The UCC included four 20 x 40 foot rectangular shelters, five 20 x 20 foot octagon shelters, and five vestibules to connect the shelters. It was supported with a HEPA filtered HVAC system, heating, air conditioning, a generator for power supply and interior lighting.
The structure included 30 patient spaces and was fully equipped to deal with significant urgent and emergent health issues – similar to the level of care and treatment one would expect from an emergency department. It even had an operating room.
The UCC opened May 14 and was taken down June 28. In the meantime, the NLRHC was filled with over 500 contracted workers and AHS staff members working in shifts around the clock to prepare the hospital for the return of residents to the city.
It hadn’t suffered any fire damage but there were significant issues caused by smoke and water.
“The biggest issue was the smoke caused by the fire and it was obvious when you walked into the hospital,” says David Ponich, AHS North Zone Director, FME. “Smoke made its way into the building leaving behind a strong smell and some residue, which compromised some of the hospital infrastructure and equipment.”

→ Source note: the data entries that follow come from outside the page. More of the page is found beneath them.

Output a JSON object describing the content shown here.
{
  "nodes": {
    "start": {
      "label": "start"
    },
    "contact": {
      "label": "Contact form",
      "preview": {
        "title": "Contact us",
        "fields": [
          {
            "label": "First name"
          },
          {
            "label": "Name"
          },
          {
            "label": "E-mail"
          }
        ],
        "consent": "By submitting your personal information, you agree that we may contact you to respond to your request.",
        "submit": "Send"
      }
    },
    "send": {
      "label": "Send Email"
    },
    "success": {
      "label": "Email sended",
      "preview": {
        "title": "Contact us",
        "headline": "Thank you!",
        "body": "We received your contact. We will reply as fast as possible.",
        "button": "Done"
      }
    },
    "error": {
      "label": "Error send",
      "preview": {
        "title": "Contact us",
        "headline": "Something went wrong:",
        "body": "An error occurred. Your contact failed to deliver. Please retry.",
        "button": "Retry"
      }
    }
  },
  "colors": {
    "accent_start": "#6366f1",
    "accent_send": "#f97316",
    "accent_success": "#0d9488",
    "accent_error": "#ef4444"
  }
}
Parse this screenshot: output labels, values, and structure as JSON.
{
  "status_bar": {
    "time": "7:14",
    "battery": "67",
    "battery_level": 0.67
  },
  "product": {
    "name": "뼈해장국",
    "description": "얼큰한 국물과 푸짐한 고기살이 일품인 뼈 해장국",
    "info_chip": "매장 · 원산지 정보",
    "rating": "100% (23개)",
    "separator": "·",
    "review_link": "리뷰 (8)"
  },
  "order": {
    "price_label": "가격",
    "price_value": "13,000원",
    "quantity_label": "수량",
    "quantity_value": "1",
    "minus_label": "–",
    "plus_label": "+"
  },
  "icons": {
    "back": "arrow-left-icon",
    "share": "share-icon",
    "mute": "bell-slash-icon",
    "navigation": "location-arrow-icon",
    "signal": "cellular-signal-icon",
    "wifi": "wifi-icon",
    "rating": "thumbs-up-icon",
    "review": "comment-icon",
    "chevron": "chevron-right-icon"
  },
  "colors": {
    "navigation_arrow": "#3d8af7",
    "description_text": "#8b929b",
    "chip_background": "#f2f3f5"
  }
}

Water sprayed on the hospital’s roof to protect it during the peak of the fire had also caused some damage.
There was much to be done. Every ceiling tile in the facility (nearly 8,200 of them) was removed and replaced. The ventilation system was cleaned, water systems rigorously flushed out and both air and water quality tested regularly.
Carpets, linens, curtains, and towels were cleaned and others replaced. Several walls had to be re-painted. Hundreds of pieces of medical and lab equipment had to be cleaned, tested, and verified to ensure they were not affected by the smoke.
A team of electricians and plumbers went through the site room by room to ensure the plumbing and electrical systems are functioning properly.
“It was quite the undertaking,” says Jimmy Aumont, Maintenance Manager, NLRHC. “You can imagine the coordination of having so many vendors and staff working on various projects throughout the building at all hours. It was a real team effort with our staff and our vendors.”
In addition, after all this work was completed, AHS Environmental Services, Infection prevention and Control and Workplace Health and Safety specialists had to approve the areas before clincal staff could begin restocking and organizing clinical areas to receive patients.
Those efforts allowed AHS to reopen the hospital’s Emergency Department on June 1 – the first day of public re-entry into Fort McMurray. Core services became available on June 13, most services operational by June 21 and then the entire facility by June 28.
Today the Northern Lights Regional Health Centre is again filled with activity and patients receiving the care they need.
While it might appear business-as-usual, as if the entire facility hadn’t evacuated with a wildfire at its heels months earlier, those involved haven’t forgotten.
Emergency preparedness is always very important at a hospital but Matear says he can’t imagine how they would have practiced or drilled for what they experienced. “Just the scale of it, it’s so huge, it would be hard to prepare for.”
Normally an evacuation would involve just one part of the hospital, or perhaps the entire hospital to a nearby evacuation point, he says. Evacuating an entire hospital to an airplane hangar 120 kms away with a wildfire raging nearby was not something any of them had envisioned.
“We definitely know that emergencies can happen but I don’t think you could have imagined the scale of this event,” he says. “It was a monumental task and everybody worked extremely hard to make sure it went very, very smoothly.”
*With files from Sean Woods and Erika Dart